Cardona also confirmed reports from other unnamed Justice Department sources that Marisleysis Gonzalez made this troubling comment to members of the INS Community Relations Service on Thursday: ''You think we just have cameras in the house? If people try to come in, they could be hurt.''

Said Cardona: ''I didn't hear the comment so I cannot confirm it personally, but I can tell you that our people in Miami have reported that comment was made, yes.''

Armando Gutierrez, the family's spokesman, said Marisleysis ''would never say such a thing. I doubt that very much.''

Herald staff writer Frances Robles contributed to this report.

Miami mayors will not stop blockade of airport, 4/7up.gif (925 bytes)

April 7, 2000

Miami mayors will not stop blockade of airport

An anti-Cuba organization which actively supports the kidnapping of Elián González threatened on April 7 to blockade Miami airport, according to Prensa Latina.

The so-called Democratic Movement, based in Miami, said that it plans to prevent what it believes to be the imminent return of the child to his father, after the father had met with U.S. Attorney General Janet Reno in Washington.

The mayors of Miami and of Miami-Dade County, Joe Carollo and Alex Penelas, respectively, have stated that they will not move to repress this type of action, which has caused considerable concern within the federal government.

Security denies gun was at Gonzalezes', 4/25up.gif (925 bytes)

Published Tuesday, April 25, 2000, in the Miami Herald

Security denies gun was at Gonzalezes'


A private investigator who, police reported, was frequently seen with a weapon near the home of Elian Gonzalez's Miami family said Monday those reports are untrue.

``I have never had a weapon inside the house, outside the house or anywhere near the house,'' said Mario Blas Miranda, 48, the security chief for the Cuban American National Foundation who was assigned to the security detail for the family.

``And I tell you now that anyone who says I did have a weapon there is a liar.''

Federal authorities have said they chose a tactical use of force in part because they had ``credible reports of weapons inside that house.''

Miami Police Chief William O'Brien and Immigration and Naturalization Service spokeswoman Maria Cardona on Sunday confirmed information from other federal sources that those ``credible reports'' centered on Miranda wearing a weapon at his ankle.

In addition, a Herald reporter at the Gonzalez house on Thursday reported seeing the butt of a semiautomatic handgun on Miranda's ankle.

Miranda did not return repeated telephone calls for comment on Sunday.
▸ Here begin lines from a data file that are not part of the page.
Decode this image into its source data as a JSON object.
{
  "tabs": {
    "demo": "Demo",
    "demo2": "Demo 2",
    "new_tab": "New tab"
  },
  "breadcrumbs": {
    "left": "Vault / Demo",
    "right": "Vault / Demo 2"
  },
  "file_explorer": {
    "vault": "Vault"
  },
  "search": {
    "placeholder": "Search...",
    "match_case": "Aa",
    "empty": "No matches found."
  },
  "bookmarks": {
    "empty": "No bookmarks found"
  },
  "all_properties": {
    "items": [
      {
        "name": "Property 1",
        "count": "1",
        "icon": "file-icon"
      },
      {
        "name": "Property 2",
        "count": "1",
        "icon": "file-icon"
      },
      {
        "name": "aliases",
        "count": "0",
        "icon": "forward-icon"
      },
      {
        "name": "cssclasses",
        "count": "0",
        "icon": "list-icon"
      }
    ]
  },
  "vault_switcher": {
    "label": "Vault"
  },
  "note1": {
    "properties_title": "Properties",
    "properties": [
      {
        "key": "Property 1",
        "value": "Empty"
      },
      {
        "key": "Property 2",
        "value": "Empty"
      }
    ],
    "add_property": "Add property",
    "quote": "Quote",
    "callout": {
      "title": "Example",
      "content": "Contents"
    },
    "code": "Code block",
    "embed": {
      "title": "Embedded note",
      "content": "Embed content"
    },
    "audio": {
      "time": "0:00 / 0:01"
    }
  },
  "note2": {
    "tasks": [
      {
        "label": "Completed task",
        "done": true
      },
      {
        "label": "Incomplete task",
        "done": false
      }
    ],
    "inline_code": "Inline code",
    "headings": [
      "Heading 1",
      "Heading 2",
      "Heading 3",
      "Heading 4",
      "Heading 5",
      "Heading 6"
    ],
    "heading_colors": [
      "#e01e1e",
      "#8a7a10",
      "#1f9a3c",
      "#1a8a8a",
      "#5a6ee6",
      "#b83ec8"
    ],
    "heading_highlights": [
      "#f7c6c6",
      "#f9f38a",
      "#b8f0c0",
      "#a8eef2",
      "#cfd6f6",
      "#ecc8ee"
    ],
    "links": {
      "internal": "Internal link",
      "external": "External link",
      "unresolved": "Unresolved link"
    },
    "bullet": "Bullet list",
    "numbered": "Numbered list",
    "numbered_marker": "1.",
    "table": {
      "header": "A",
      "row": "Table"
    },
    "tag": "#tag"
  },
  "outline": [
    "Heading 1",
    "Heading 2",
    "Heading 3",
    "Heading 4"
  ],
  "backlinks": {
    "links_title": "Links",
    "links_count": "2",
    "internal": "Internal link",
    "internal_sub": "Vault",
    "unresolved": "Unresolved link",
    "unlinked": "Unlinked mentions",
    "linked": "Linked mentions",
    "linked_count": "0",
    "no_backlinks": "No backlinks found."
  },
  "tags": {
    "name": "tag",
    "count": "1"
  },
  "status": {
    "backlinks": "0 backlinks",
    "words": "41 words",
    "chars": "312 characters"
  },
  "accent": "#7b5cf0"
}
His ex-wife, called several times at home, told The Herald she had contacted Miranda and he did not wish to be interviewed.

On Monday, after a Herald story detailed the police reports of his weapon, Miranda called to say the story was inaccurate.

``I have never owned an ankle holster,'' said Miranda, a former Miami Police officer. ``I know the laws that say you cannot carry a weapon into a demonstration, and there have been demonstrations out there 24 hours a day. What do I need to carry a weapon for when there are seven million police officers around?

``It's a lie.''

Contacting AfroCubaWebup.gif (925 bytes)

Electronic mail [replace _AT_ with @]

[AfroCubaWeb] [Site Map] [Music] [Arts] [Authors] [News] [Search this site]

Copyright © 1997 AfroCubaWeb, S.A.